“We have consulted with Congress for quite some time about the possibility that we might need to execute a prisoner exchange in order to recover Bergdahl,” Obama said on a trip to Poland to discuss Eastern European security. “We saw an opportunity, and we were concerned about Bergdahl’s health. We had the cooperation of the Qataris to execute an exchange and we seized that opportunity.” He added that “the process was truncated because we wanted to make sure we would not miss that window.”
Meanwhile, the New York Times weighs in with a detailed accounting of Berghal’s conduct, noting that Pentagon officials are claiming some of the charges against him are unsubstantiated.
* ENERGY COMPANIES CAN LIVE WITH NEW EPA RULES: The New York Times talks to officials in the energy industry and finds that some of them aren’t all that worried about the new EPA rules, and indeed in some sectors they pose something of an opportunity. In some cases the process of reducing carbon emissions is already underway, and in others the rules are likely to spur new innovation.
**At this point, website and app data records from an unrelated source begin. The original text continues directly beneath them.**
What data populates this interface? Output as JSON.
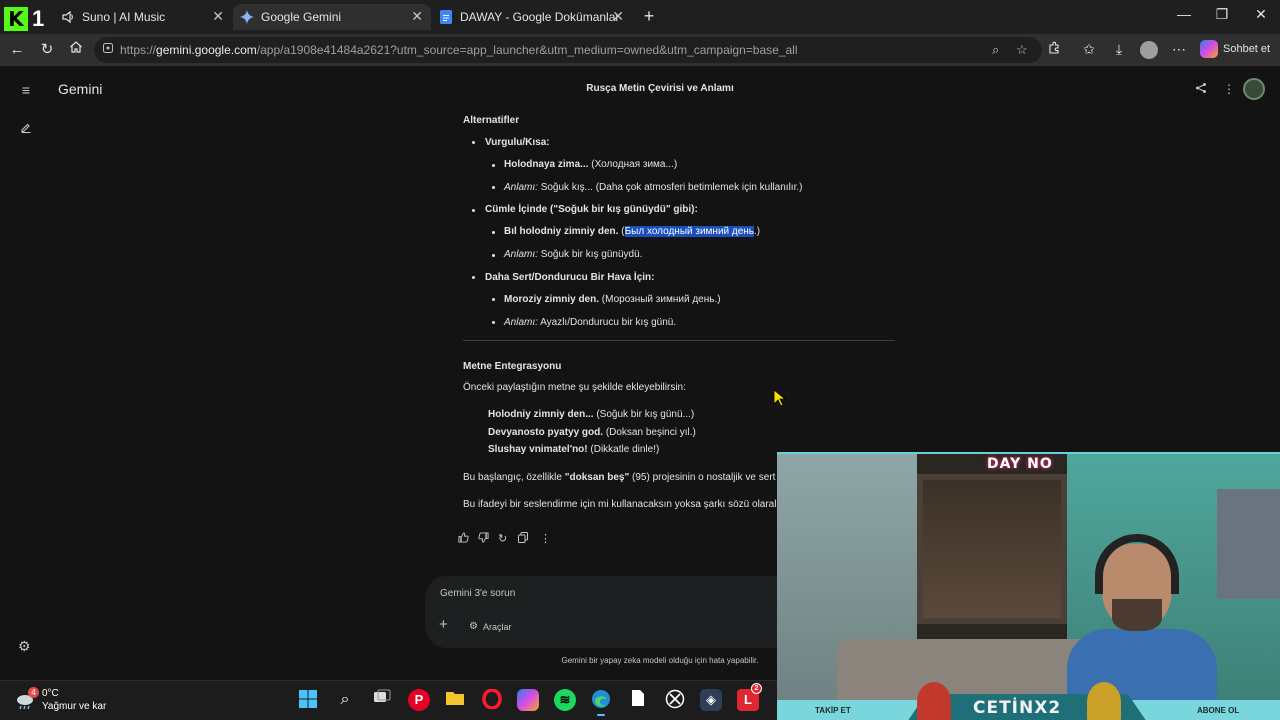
{
  "browser": {
    "tabs": [
      {
        "title": "Suno | AI Music",
        "icon": "speaker-icon"
      },
      {
        "title": "Google Gemini",
        "icon": "gemini-icon"
      },
      {
        "title": "DAWAY - Google Dokümanlar",
        "icon": "docs-icon"
      }
    ],
    "kick_badge": "1",
    "url_prefix": "https://",
    "url_host": "gemini.google.com",
    "url_rest": "/app/a1908e41484a2621?utm_source=app_launcher&utm_medium=owned&utm_campaign=base_all",
    "copilot_label": "Sohbet et"
  },
  "gemini": {
    "brand": "Gemini",
    "chat_title": "Rusça Metin Çevirisi ve Anlamı",
    "section1_title": "Alternatifler",
    "group1_title": "Vurgulu/Kısa:",
    "g1_item1_bold": "Holodnaya zima...",
    "g1_item1_rest": "(Холодная зима...)",
    "g1_item2_italic": "Anlamı:",
    "g1_item2_rest": "Soğuk kış... (Daha çok atmosferi betimlemek için kullanılır.)",
    "group2_title": "Cümle İçinde (\"Soğuk bir kış günüydü\" gibi):",
    "g2_item1_bold": "Bıl holodniy zimniy den.",
    "g2_item1_open": "(",
    "g2_item1_highlight": "Был холодный зимний день",
    "g2_item1_close": ".)",
    "g2_item2_italic": "Anlamı:",
    "g2_item2_rest": "Soğuk bir kış günüydü.",
    "group3_title": "Daha Sert/Dondurucu Bir Hava İçin:",
    "g3_item1_bold": "Moroziy zimniy den.",
    "g3_item1_rest": "(Морозный зимний день.)",
    "g3_item2_italic": "Anlamı:",
    "g3_item2_rest": "Ayazlı/Dondurucu bir kış günü.",
    "section2_title": "Metne Entegrasyonu",
    "section2_intro": "Önceki paylaştığın metne şu şekilde ekleyebilirsin:",
    "quote1_bold": "Holodniy zimniy den...",
    "quote1_rest": "(Soğuk bir kış günü...)",
    "quote2_bold": "Devyanosto pyatyy god.",
    "quote2_rest": "(Doksan beşinci yıl.)",
    "quote3_bold": "Slushay vnimatel'no!",
    "quote3_rest": "(Dikkatle dinle!)",
    "para1_pre": "Bu başlangıç, özellikle ",
    "para1_bold": "\"doksan beş\"",
    "para1_post": " (95) projesinin o nostaljik ve sert",
    "para2": "Bu ifadeyi bir seslendirme için mi kullanacaksın yoksa şarkı sözü olaral",
    "prompt_placeholder": "Gemini 3'e sorun",
    "tools_label": "Araçlar",
    "disclaimer": "Gemini bir yapay zeka modeli olduğu için hata yapabilir."
  },
  "taskbar": {
    "weather_temp": "0°C",
    "weather_desc": "Yağmur ve kar",
    "weather_badge": "4",
    "mail_badge": "2"
  },
  "webcam": {
    "logo": "DAY NO",
    "channel": "CETİNX2",
    "follow": "TAKİP ET",
    "subscribe": "ABONE OL"
  }
}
Either way the impact on coal use is likely to be “modest.”
Of course, such nuance will not make it into the political response to the new rules, whether it comes to Republicans attacking on them as job crushing government by fiat or to Democrats in coal areas running away from them as fast as possible.
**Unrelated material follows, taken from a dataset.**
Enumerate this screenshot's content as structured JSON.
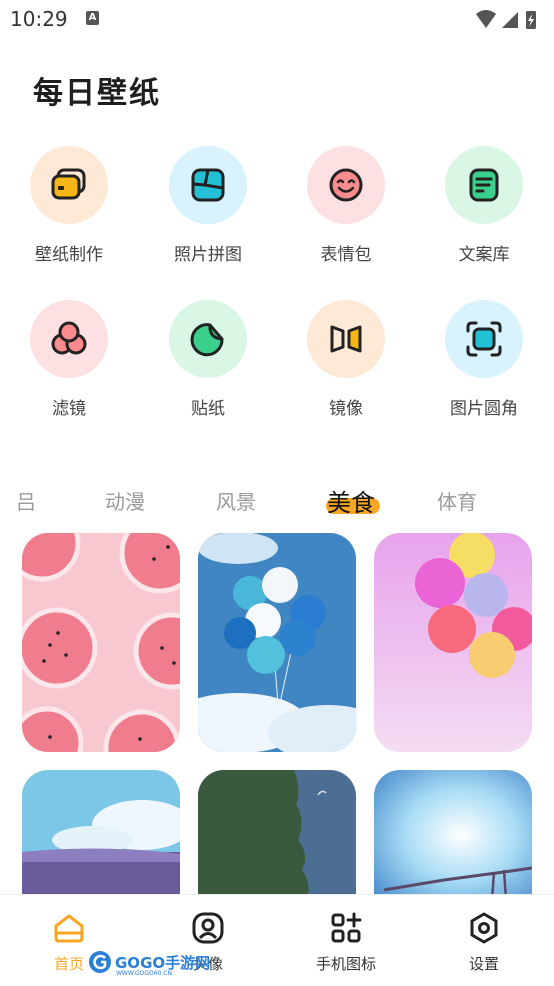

* COMICAL GOP DISSEMBLING ABOUT EPA RULES: Great catch by Glenn Kessler here: Republicans were so quick to criticize the new EPA rules as a dire threat to the economy that they cited a previously completed study based on overly large assumptions about their target emissions targets. It’s almost as if the facts don’t matter to them!
* REPUBLICANS RETOOLING ANTI-OBAMACARE MESSAGE: David Drucker reports that Republicans are increasingly concerned that “repeal and replace” is no longer an effective message, and are planning a revamp:
The term “repeal” has become identified negatively as a partisan Republican talking point that leaves voters with the impression that the GOP wants to move the country from one disliked health care system (Obamacare) to another disliked system (pre-Obamacare). As far as a broad cross-section of Americans are concerned, their country’s health care system is still in dire need of reform. That is why Republicans in the months leading up to the 2014 elections, and beyond, are likely to message their opposition to Obamacare in positive, reform-minded language like “starting over.”
So they’re going to say “start over” instead of “repeal”? Nice. But the real problem with the GOP “repeal and replace” message is that Republicans are unable to offer any alternative solutions, and voters know it.
* AND ROVE GROUP ENTERS ARKANSAS SENATE RACE: National Journal reports that the Rove-founded Crossroads is dumping half a million dollars into a new ad that attempts to tie Dem Senator Mark Pryor to Obama as follows:
In the spot, a grade-schooler is asked to spell “Pryor” in a kind of mock spelling bee. The child responds by spelling out “O-B-A-M-A,” and the judges rule that she was “close enough.”
Hmm, that’ll work. Crossroads also released an internal poll supposedly showing Tom Cotton up by five points, which looks like an effort to shift a storyline about the race that has gotten away from Republicans. The HuffPollster polling average shows Pryor with a two-point lead.